Thanks Rory.
I agree with you that I shouldn’t call processBlock() method on my own.
I didn’t know that processBlock() method is called all the time. I though that is called only when something comes to input.

I made example plugin and added FileLogger to log methods call and loaded it in “vsthost” host. Results confirm that processBlock() method is called all the time and it seems it is called every 100ms. I guess that it depends on host, does it?

That means that I can load wav file on button click into buffer, and in processBlock() method copy that buffer to out buffer. That could work. I have to test how it behaves.

I will try few more things now. I’ll get back to you. :slight_smile:
Thanks once again.

Afaik, the frequency in which processBlock() gets called depends on the buffer size set by the host. In most hosts users can change it to suit themselves, but it’s easy to check the current buffer size from your plugin if you need to.


I made test code where I was reading wav file into AudioSampleBuffer on button click and send its reference to AudioProcessor. When processBlock() method is called and reference exists, its content is copied to output buffer. And it works. :slight_smile:
Sadly, after sound is played, plugin somehow crashes. I tried to catch exception and write it to log file, but no success. I saw in your code example that you used separate thread to read file. Is that way how things should be done?

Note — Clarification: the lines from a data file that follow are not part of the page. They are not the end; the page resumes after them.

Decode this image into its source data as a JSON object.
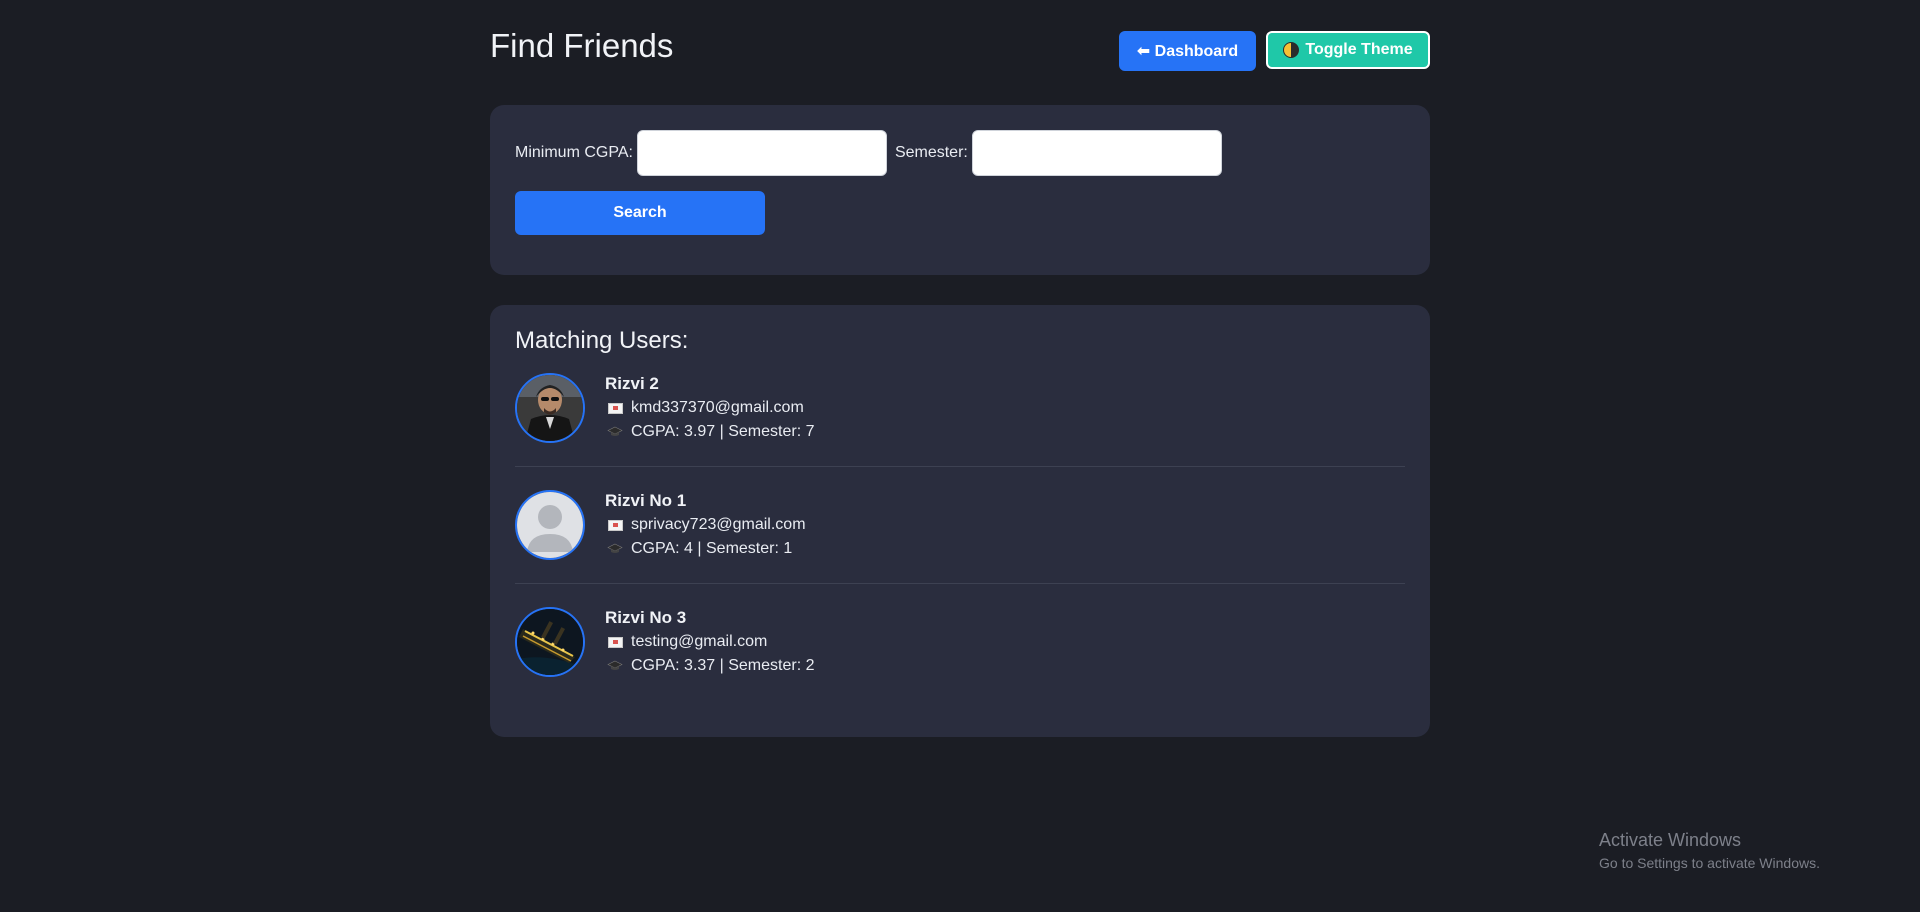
{
  "page": {
    "title": "Find Friends"
  },
  "header": {
    "dashboard_label": "⬅ Dashboard",
    "theme_label": "Toggle Theme"
  },
  "search": {
    "cgpa_label": "Minimum CGPA:",
    "cgpa_value": "",
    "semester_label": "Semester:",
    "semester_value": "",
    "search_label": "Search"
  },
  "results": {
    "title": "Matching Users:",
    "users": [
      {
        "name": "Rizvi 2",
        "email": "kmd337370@gmail.com",
        "details": "CGPA: 3.97 | Semester: 7",
        "avatar": "photo-portrait"
      },
      {
        "name": "Rizvi No 1",
        "email": "sprivacy723@gmail.com",
        "details": "CGPA: 4 | Semester: 1",
        "avatar": "default-avatar"
      },
      {
        "name": "Rizvi No 3",
        "email": "testing@gmail.com",
        "details": "CGPA: 3.37 | Semester: 2",
        "avatar": "photo-ship-night"
      }
    ]
  },
  "watermark": {
    "title": "Activate Windows",
    "subtitle": "Go to Settings to activate Windows."
  },
  "colors": {
    "background": "#1b1d24",
    "card": "#2a2d3e",
    "primary": "#2673f6",
    "theme_button": "#1fc8a8"
  }
}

Actually, I’m asking basic framework questions. Can you refer me to some link where I can read more about Juce framework concepts? For instance how buffers are used, how processBlock method is called and so on… I wasn’t able to find something like that on my own. I like to firstly understand things and that try to code. :slight_smile: I will try to take a look in VST documentation as well.

Thanks man. :slight_smile:

I’m using the Thread class because BufferingAudioSource expects one. It might be easier for you to simply step through the debugger to try to catch that exception. Does the stack trace not give you any info? As for Juce framework concepts, everything you need to know can be learned from looking at the examples and the documentation. A basic overview of programming VST plugins may also be useful. JUCE provides a wrapper for the VST SDK so if you understand how the VST SDK works it will lead to a better understanding of JUCE. A quick google search for “programming VST pdf” should get you some useful info. If you are serious about this stuff then I recommend the ‘Audio Programming Book’ from MIT Press. It has several chapters dedicated to writing VST plugins, although nothing on Juce. Who knows, perhaps the second edition will. Apart from that, just ask your question directly to the list. Try to make the questions as specific as possible. It seems a lot of developers on this list are pros, so the less time they need to spend answering questions, the better chances you have of getting a prompt reply! I’m a complete amateur, hence the lengthy replies :slight_smile: